Dennis broke into laughter and a wry smile formed on Bernard’s face. “Just because there’s snow on the chimney,” he said,”doesn’t mean there ain’t fire in the stove.”
For the rest of the afternoon, Dennis and Dean brought wagons stacked high with bales of hay and unloaded them into the loft. Bernard “supervised”, making sure things were out of their way and engaging in the idle chit chat farmers have used for years to pass the time spent working. They talked about the weather, about crops, about cars and trucks, and deer hunting. Bernard was enjoying himself so much that he didn’t have time to dwell on his pending “retirement.” The sky gradually grew darker as the afternoon passed by until, as if on cue, just as Dean was putting the last bale up, a loud crack of thunder sounded, and a couple of minutes later, a soft rain began pelting the ground.
“How about that,” Dennis said. The three of them were standing in the barn, behind the wide open doors, watching the rain. Max was in the barn, too, curled up in a pile of loose hay, dry and happily asleep and exhausted from a glorious day spent chasing birds and mice around the farmyard.
“Just in the nick of time,” Dean said, and, turning to Bernard, added, “are we good or what?”
Bernard laughed, “You’re good, all right, just that I ain’t figured out what for yet.”
“Well, old man,” Dennis said, extending his hand, “happy retirement.” Dean extended his hand too, and Bernard shook hands with both of them.
“Well, Dean, we’d better go get that tarp up before it starts raining any harder.” Then they were off, in their Diesel, Dennis beeping the horn at Bernard as they pulled out of the driveway on to Ojibway Valley Road. Bernard stood alone in the barn and waved good bye.
Two weeks later, on September 30th, Bernard was all packed.

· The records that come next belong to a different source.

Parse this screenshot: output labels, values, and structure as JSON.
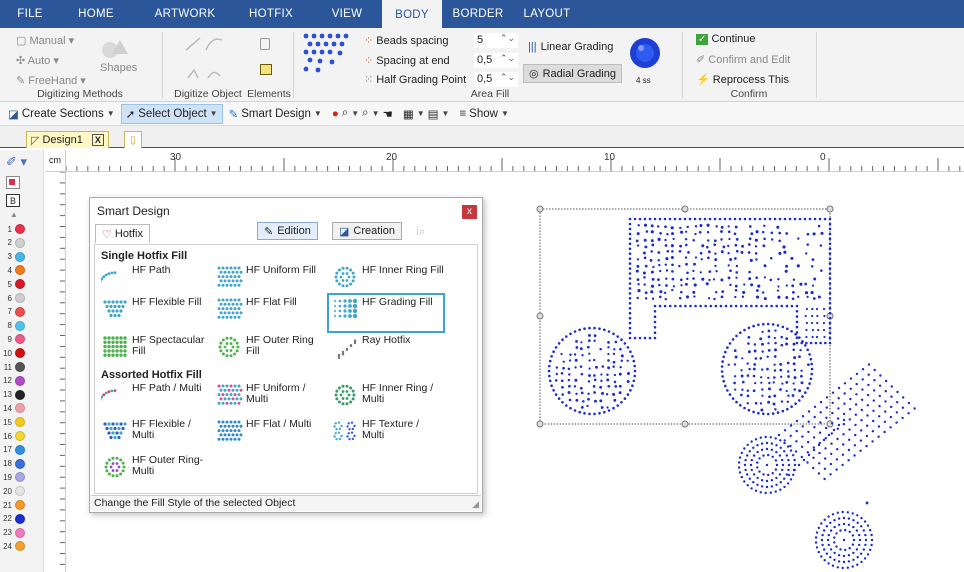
{
  "menu": {
    "tabs": [
      "FILE",
      "HOME",
      "ARTWORK",
      "HOTFIX",
      "VIEW",
      "BODY",
      "BORDER",
      "LAYOUT"
    ],
    "active": "BODY"
  },
  "ribbon": {
    "digitizing": {
      "manual": "Manual",
      "auto": "Auto",
      "freehand": "FreeHand",
      "shapes": "Shapes",
      "label": "Digitizing Methods"
    },
    "digitize_object_label": "Digitize Object",
    "elements_label": "Elements",
    "area_fill": {
      "beads_spacing_label": "Beads spacing",
      "beads_spacing_value": "5",
      "spacing_end_label": "Spacing at end",
      "spacing_end_value": "0,5",
      "half_grading_label": "Half Grading Point",
      "half_grading_value": "0,5",
      "linear_grading": "Linear Grading",
      "radial_grading": "Radial Grading",
      "bead_size": "4 ss",
      "label": "Area Fill"
    },
    "confirm": {
      "continue": "Continue",
      "confirm_edit": "Confirm and Edit",
      "reprocess": "Reprocess This",
      "label": "Confirm"
    }
  },
  "toolbar": {
    "create_sections": "Create Sections",
    "select_object": "Select Object",
    "smart_design": "Smart Design",
    "show": "Show"
  },
  "document_tab": {
    "name": "Design1",
    "close": "X"
  },
  "ruler": {
    "unit": "cm",
    "labels": [
      "30",
      "20",
      "10",
      "0"
    ]
  },
  "color_palette": {
    "numbers": [
      "1",
      "2",
      "3",
      "4",
      "5",
      "6",
      "7",
      "8",
      "9",
      "10",
      "11",
      "12",
      "13",
      "14",
      "15",
      "16",
      "17",
      "18",
      "19",
      "20",
      "21",
      "22",
      "23",
      "24"
    ],
    "colors": [
      "#e8314b",
      "#cfcfcf",
      "#49b7e5",
      "#f07a1a",
      "#d8192a",
      "#cfcfcf",
      "#e85050",
      "#4fc2ee",
      "#ee5a8c",
      "#d01010",
      "#555555",
      "#b04ac9",
      "#222222",
      "#f2a0a8",
      "#f5c81b",
      "#f3d530",
      "#2f8fe0",
      "#3b6fe0",
      "#a8a8e8",
      "#e5e5e5",
      "#f5962a",
      "#1a2fd0",
      "#f07ac0",
      "#f3a030"
    ]
  },
  "dialog": {
    "title": "Smart Design",
    "close": "x",
    "tab": "Hotfix",
    "edition": "Edition",
    "creation": "Creation",
    "sections": [
      {
        "title": "Single Hotfix Fill",
        "items": [
          "HF Path",
          "HF Uniform Fill",
          "HF Inner Ring Fill",
          "HF Flexible Fill",
          "HF Flat Fill",
          "HF Grading Fill",
          "HF Spectacular Fill",
          "HF Outer Ring Fill",
          "Ray Hotfix"
        ]
      },
      {
        "title": "Assorted Hotfix Fill",
        "items": [
          "HF Path / Multi",
          "HF Uniform / Multi",
          "HF Inner Ring / Multi",
          "HF Flexible / Multi",
          "HF Flat / Multi",
          "HF Texture / Multi",
          "HF Outer Ring-Multi"
        ]
      }
    ],
    "selected": "HF Grading Fill",
    "status": "Change the Fill Style of the selected Object"
  },
  "colors": {
    "brand": "#2b579a",
    "selection": "#3aa3d9",
    "beads": "#1a2ad0"
  }
}
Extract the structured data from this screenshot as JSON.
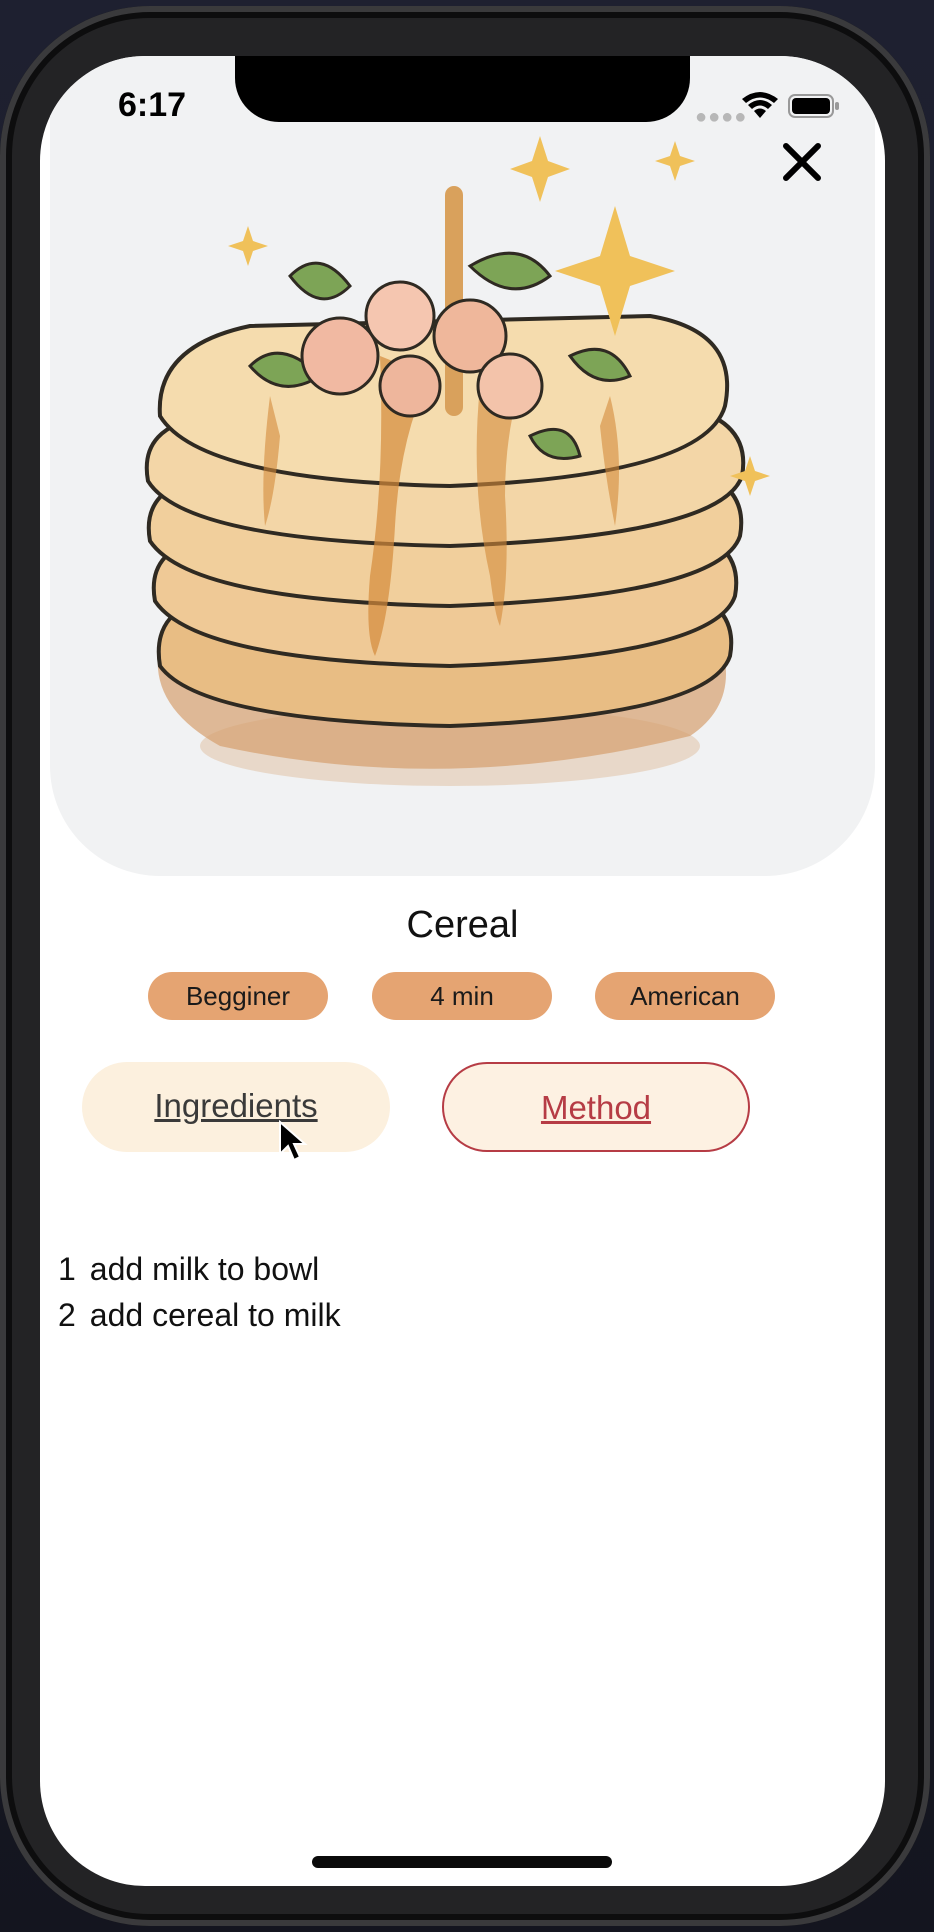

Marie and Patrick were going to come by the next day and move him into his apartment. The sun had just set when Bernard realized there was one last thing to do. He loaded up the supplies in his F150 and drove to Dennis Talbert’s house. He got out and rang the front bell. Dennis opened the door.
“Dennis, there’s something I need you to do for me.”
“Sure, anything, you name it.”
“I need you to come out to my truck with me.”
Dennis stepped outside and they walked to Bernard’s truck. Bernard opened the door, and Max jumped out, his tail wagging.
“What is it?” Dennis asked.
“Take him,” Bernard said.
“What? I couldn’t …”
“Just take him. He won’t be no trouble.”
“I thought you were taking him with you.”
“He won’t do any good in town. He loves it out here. He can’t run in town.”
“Bernard, I can’t …”
“Please?” Bernard was looking directly into Dennis’ eyes, his face red, his eyes wet, pleading with Dennis. Dennis silently nodded. Bernard reached into the back of his truck and pulled out a bag with all of Max’s things – his dish, a leash, the mat he slept on, and the bag of hard food and the cans of soft food. He gave it to Dennis and then he took a folded up sheet of paper out of his back pocket and handed it to him. “I wrote everything down that you need to do.” Max was up by the front porch when Bernard said, “Thanks, Dennis.”
“Bernard,” Dennis said, “don’t worry. We’ll take good care of him.”
“I know you will. Now, if you don’t mind, take him inside before I leave. It’ll be easier that way.”
Dennis nodded that he understood, and took Max inside with him. Bernard backed his truck out onto the highway, and drove straight into the last night he’d ever spend in the house he was born in.